When I read reporter Gillian Slade’s Medicine Hat News article on Teepa Snow’s perspective on antipsychotics, the quotes jumped out at me. It was the first time I’d “heard” Teepa speak out so clearly about how antipsychotic medications often make things worse rather than better for people who live with dementia.
I thought it would be worthwhile to highlight and share the quotes:
1 ) “Anti-anxiety drugs can actually cause people to put chairs through windows, put their fist right through a window, have cuts all over their hands and they would keep going. They have to get out of there…they’re going to die anyway so they may as well do whatever they have to.”
2 ) “If you just lock doors or tie me down, what that shows is you’re committed to enforcing this ‘concentration camp’ and I fight the restraints as long and as hard as I can.”

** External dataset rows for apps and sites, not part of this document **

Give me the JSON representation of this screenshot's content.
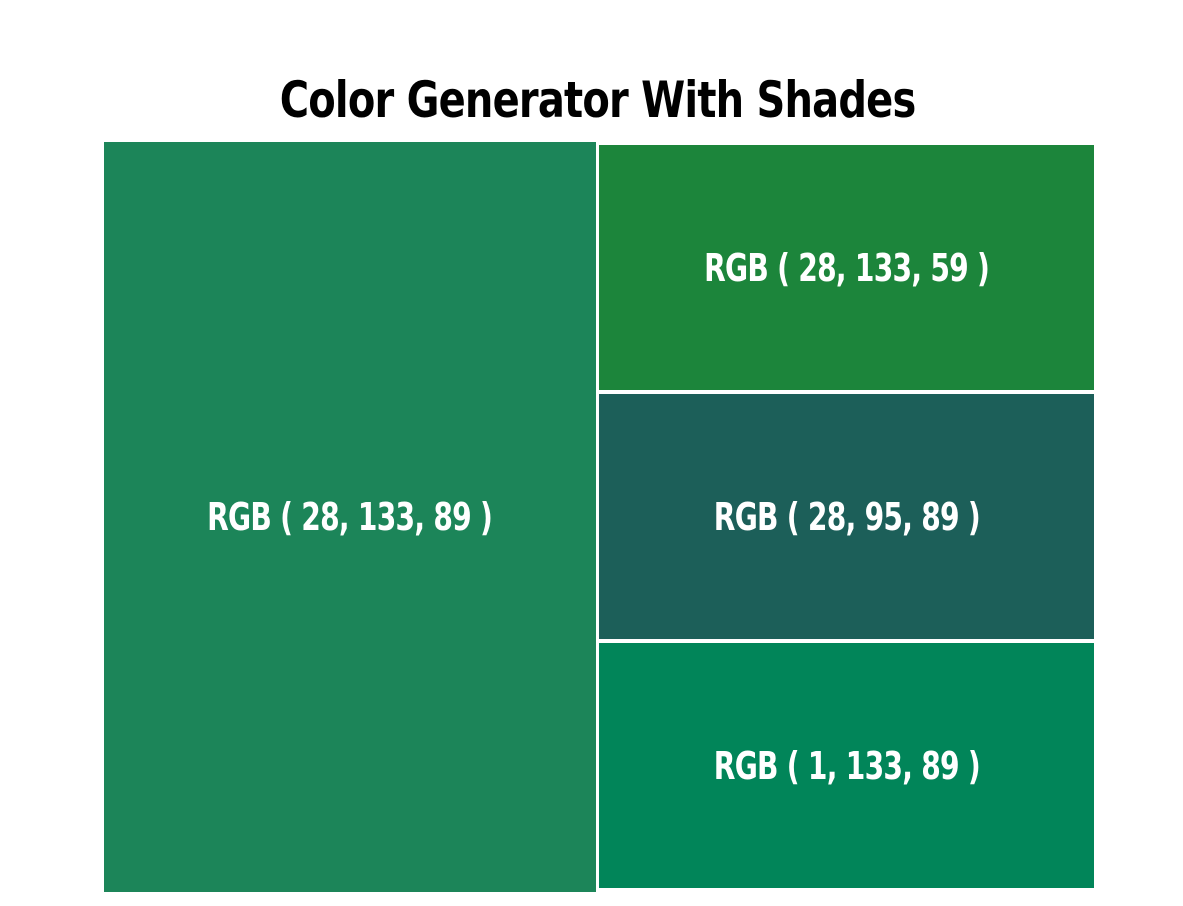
{
  "title": "Color Generator With Shades",
  "swatches": {
    "main": {
      "label": "RGB ( 28, 133, 89 )",
      "color": "#1c8559"
    },
    "top": {
      "label": "RGB ( 28, 133, 59 )",
      "color": "#1c853b"
    },
    "middle": {
      "label": "RGB ( 28, 95, 89 )",
      "color": "#1c5f59"
    },
    "bottom": {
      "label": "RGB ( 1, 133, 89 )",
      "color": "#018559"
    }
  }
}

3 ) “It’s called ‘you go with their flow’ because you can’t fix their delusion.”
4 ) “You can’t be so focused on getting tasks done that you forget that you’re doing those tasks to a human being.”
5 ) “The problem is they [antipsychotics]are used as blankets. You throw this heavy blanket over somebody…it limits attention, focus, motor ability and sensory awareness.”

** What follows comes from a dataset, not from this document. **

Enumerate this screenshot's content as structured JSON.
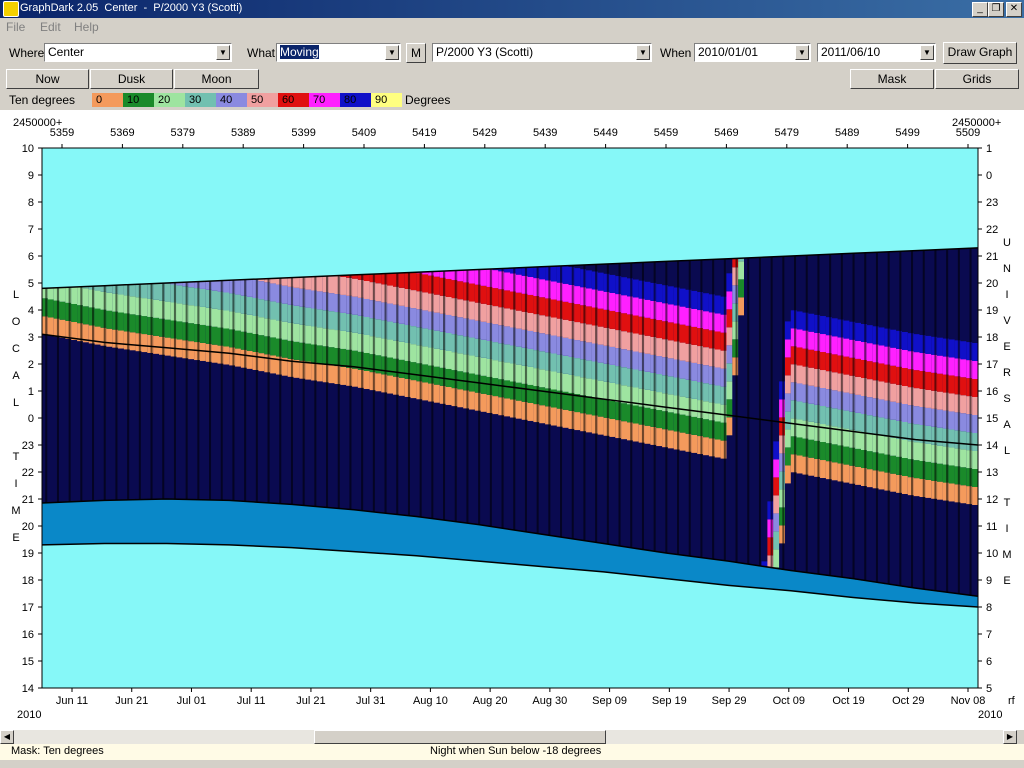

6 ) “We aren’t allowed to do this [physically or chemically restrain]with any other population but we feel free to do it with dementia. You can’t do it in prisons, you can’t arbitrarily restrain somebody over a long period of time.”
Teepa and I are of one mind on this: the more positive approaches to care are learned and practiced, the less care workers and care partners will feel challenged by the behavioural expressions of PLWD, the less drugs PLWD will be given.
When PLWD are given fewer antipsychotic medications, they will be less likely to fall and to become agitated. They will also be better equipped to continue to engage life as fully as possible until the end.
I invite you to flesh out the bones of these quotes by reading Gillian Slade’s excellent interview-based article on the Medicine Hat News here.